Swiss street art duo NEVERCREW recently completed ‘Sensing Machine No.3,’ a mural outside the historic Paris institution of street art known as Le M.U.R., depicting a whale reflecting the city. The eye-catching piece is the latest in a series of thoughtful large-scale works of art examining the interplay between nature and our built environments, often from the perspective of the damage we’ve done in the form of pollution and species extinction.

“NEVERCREW’s work focuses on the relationship between mankind and nature and on the relationship between mankind and the system, in particular on the effects of human attitudes on the environment, on social injustices and on the relationship between the concept and the forms of “systems” and an essential, natural, human and animal truth,” they explain.

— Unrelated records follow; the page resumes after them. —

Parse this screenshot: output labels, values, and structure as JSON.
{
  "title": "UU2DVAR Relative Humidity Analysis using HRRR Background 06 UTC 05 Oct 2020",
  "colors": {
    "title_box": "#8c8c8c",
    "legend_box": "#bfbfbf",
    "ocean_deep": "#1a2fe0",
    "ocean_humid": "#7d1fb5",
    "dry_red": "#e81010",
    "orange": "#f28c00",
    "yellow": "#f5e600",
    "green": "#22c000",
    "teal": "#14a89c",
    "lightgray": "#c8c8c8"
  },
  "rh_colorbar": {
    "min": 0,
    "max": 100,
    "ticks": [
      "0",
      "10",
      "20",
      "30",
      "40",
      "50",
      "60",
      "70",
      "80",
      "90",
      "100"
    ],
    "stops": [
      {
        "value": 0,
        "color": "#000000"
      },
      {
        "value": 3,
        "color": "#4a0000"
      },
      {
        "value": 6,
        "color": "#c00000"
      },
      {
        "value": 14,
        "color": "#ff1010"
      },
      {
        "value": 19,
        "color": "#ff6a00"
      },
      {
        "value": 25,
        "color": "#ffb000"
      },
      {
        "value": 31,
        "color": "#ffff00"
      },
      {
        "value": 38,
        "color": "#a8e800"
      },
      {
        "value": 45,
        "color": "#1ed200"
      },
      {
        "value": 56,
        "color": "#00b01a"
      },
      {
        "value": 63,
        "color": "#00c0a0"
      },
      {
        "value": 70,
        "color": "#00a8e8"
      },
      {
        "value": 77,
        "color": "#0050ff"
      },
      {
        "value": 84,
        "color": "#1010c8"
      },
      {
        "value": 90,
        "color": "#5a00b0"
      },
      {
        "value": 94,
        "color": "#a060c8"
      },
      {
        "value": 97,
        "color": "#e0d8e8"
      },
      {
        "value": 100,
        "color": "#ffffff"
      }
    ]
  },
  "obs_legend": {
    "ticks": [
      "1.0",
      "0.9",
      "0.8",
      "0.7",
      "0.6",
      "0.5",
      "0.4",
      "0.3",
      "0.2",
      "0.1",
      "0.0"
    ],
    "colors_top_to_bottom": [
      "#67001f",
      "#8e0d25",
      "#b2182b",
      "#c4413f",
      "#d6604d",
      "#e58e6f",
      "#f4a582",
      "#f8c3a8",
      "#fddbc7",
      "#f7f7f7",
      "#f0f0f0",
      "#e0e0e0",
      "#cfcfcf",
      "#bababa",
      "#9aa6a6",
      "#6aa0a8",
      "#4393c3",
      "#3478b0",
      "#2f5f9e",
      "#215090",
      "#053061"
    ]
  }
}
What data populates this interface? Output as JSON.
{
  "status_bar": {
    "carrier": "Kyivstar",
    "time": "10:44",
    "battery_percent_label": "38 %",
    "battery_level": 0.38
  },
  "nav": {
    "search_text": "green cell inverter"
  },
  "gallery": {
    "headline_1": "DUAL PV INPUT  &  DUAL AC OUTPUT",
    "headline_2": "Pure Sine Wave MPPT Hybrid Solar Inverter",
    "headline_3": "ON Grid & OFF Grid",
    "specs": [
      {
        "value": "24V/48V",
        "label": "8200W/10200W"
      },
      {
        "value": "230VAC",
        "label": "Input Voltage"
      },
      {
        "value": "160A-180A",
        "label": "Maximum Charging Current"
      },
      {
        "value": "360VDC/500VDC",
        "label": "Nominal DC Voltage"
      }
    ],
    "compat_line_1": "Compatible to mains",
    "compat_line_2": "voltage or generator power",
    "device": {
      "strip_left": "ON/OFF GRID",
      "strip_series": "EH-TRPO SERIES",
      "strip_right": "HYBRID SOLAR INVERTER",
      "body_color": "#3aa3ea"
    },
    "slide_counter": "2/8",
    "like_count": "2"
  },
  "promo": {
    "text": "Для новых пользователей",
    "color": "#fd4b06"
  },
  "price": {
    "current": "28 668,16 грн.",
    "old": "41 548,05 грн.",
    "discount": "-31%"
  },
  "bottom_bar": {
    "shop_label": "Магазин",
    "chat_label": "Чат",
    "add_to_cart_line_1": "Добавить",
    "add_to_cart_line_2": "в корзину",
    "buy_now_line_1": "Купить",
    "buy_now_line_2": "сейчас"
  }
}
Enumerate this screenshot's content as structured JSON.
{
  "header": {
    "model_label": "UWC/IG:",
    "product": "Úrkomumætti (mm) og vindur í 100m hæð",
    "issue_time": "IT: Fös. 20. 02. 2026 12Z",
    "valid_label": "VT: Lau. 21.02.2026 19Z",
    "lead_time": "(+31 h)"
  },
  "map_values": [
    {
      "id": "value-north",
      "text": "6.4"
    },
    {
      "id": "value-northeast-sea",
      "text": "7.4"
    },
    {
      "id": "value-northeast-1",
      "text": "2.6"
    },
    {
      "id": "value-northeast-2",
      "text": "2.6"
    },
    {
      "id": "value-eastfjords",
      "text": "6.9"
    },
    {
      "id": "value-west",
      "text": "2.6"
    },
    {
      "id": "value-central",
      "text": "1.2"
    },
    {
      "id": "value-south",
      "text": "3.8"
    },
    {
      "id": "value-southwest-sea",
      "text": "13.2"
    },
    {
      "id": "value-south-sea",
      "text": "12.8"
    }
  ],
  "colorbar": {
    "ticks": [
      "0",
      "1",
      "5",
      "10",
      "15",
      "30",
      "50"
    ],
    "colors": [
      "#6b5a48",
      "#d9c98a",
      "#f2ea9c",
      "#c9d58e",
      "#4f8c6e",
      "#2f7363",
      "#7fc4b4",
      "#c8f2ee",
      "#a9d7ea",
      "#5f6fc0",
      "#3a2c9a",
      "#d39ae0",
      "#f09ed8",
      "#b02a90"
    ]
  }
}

Christian Rebecchi and Pablo Togni began working together in 1996, and these themes have emerged from their work ever since. They don’t just aim to create a pretty image with each piece; instead, they seek a dialogue with the surroundings, both in the form of human residents of the city and the urban environment itself. They see the surfaces they paint on, and the elements that surround them, as important elements of each graphic composition.

Imagery is often repeated as the artists draw from visual components in their catalogue of past works. Whales come up pretty often. Though this animal’s own experiences may seem far from those of humans, NEVERCREW explains, they’re part of our collective imagination and linked to the past and present history of civilization.

“The history of the relationship between mankind and cetaceans is in fact particularly emblematic of what is still the relationship between systems’ policies and natural resources. The whale, for NEVERCREW, brings with it all its history, the excessive power of industry, exploitation, dehumanization, pollution, while maintaining a strong empathic and communicative value as a living being in an absolute, almost iconic and decontextualized sense.”